Hitachi Seaside Park features fantastic blooming flowers around the year but it has become world-known for its baby-blue-eyes flowers – nemophila. In addition to the annual “Nemophila Harmony”, the park features a million daffodils, 170 varieties of tulips, and many other flowers. The park includes cycling trails and a small amusement park with a Ferris wheel that sits 100m above the sea level and offers breathtaking views.
11. Kochia in Hitachi Seaside Park
What is kochia?
Bassia scoparia is a large annual herb in the family Amaranthaceae native to Eurasia. Its common names include burningbush, ragweed, summer cypress, mock-cypress, kochia, belvedere, Mexican firebrush, and Mexican fireweed.
Kochia is a plant of a cute fluffy round shape that is soft to the touch. If you look at it from afar, it looks like a massive moss ball. Its Japanese name is Houkigusa (broom bush). As the name shows, back in the old days, people made brooms from kochia.
In Japanese, kochia are known as ‘hokigusa’, meaning a plant for making brooms after drying. Kochia also produce edible nuts known as ‘tonburi’, a speciality of Akita Prefecture. Tonburi is also known as ‘the caviar of the field’ thanks to its similar shape, colour and texture. The kochia in Hitachi Seaside Park are for decorative purposes only and do not produce any edible products.
Kochia in autumn

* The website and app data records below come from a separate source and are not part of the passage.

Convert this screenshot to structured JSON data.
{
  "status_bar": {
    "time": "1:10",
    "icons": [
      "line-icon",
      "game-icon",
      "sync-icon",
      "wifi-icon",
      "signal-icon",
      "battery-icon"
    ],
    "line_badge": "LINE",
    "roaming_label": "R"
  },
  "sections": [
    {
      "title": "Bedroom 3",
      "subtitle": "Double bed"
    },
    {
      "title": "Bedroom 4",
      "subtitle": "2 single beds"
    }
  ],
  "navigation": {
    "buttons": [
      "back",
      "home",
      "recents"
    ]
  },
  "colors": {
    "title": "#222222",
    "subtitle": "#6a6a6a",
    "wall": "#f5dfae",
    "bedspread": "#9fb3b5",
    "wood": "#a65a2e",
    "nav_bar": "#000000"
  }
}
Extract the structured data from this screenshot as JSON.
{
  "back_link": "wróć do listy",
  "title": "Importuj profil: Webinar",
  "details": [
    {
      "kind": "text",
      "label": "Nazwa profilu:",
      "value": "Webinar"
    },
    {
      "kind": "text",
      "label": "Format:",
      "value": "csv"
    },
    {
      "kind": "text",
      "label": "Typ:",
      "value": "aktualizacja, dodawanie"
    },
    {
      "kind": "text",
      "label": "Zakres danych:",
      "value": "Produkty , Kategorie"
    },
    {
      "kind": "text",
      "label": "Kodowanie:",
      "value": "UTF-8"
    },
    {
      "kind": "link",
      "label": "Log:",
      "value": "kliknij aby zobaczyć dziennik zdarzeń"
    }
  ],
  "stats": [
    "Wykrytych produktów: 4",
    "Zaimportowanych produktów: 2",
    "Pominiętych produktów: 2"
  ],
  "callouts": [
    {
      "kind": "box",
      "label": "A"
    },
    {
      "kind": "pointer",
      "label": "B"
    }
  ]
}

As kochia grow, their colour changes from vibrant green in the summer to a greenish-red and finally to a bright scarlet in October. Kochia bushes are known for their unique round shape and fluffy texture. Kochia were first planted in Hitachi Seaside Park so that visitors could enjoy the vibrant fall colours as most trees in the park are evergreen pines.
The kochia’s slow transition from green to red looks like a work of art. As the season begins to settle deeper into autumn, the scenery shifts to a radiant maroon colour that envelops a huge area.
12. Nemophila in Hitachi Seaside Park, Japan
Nemophila is commonly known as Baby Blue Eyes. It is said that newborn babies of European heritage usually have blue eyes, no matter what colour they will later become.
As the name suggests, Nemophila is a transparent round-shaped flower with a sky-blue colour, just as bright and pure like the colour of a baby’s eyes. This colour is found comparatively rare in the vegetal world, and this may be the reason why it receives so much attention.
Boraginaceae family nemophila genus
Known as Rurikarakusa in Japanese, nemophila is an annual herb native to North America. The plant grows up to 20cm tall and produces flowers between 2 and 3cm in size. The small flowers mean nemophila usually plays a supporting role in gardens but at Hitachi Seaside Park the sheer number of flowers creates an almost never-ending sea of blue that flows seamlessly into the blue Spring skies.
The nemophila season
The nemophila season goes from late April to mid-May. The park is covered in a spectacular blue trio – the blue sky, blue sea and 5,300,000 blue nemophilas, which forms the unparalleled, jaw-dropping scenery that you cannot see anywhere else.
In recent years, the beautiful sights in this park have become a trend around the globe and many visitors gather here during Golden Week (the long holiday period which lasts from the end of April to the beginning of May in Japan) to get the first glimpse of the nemophila fields.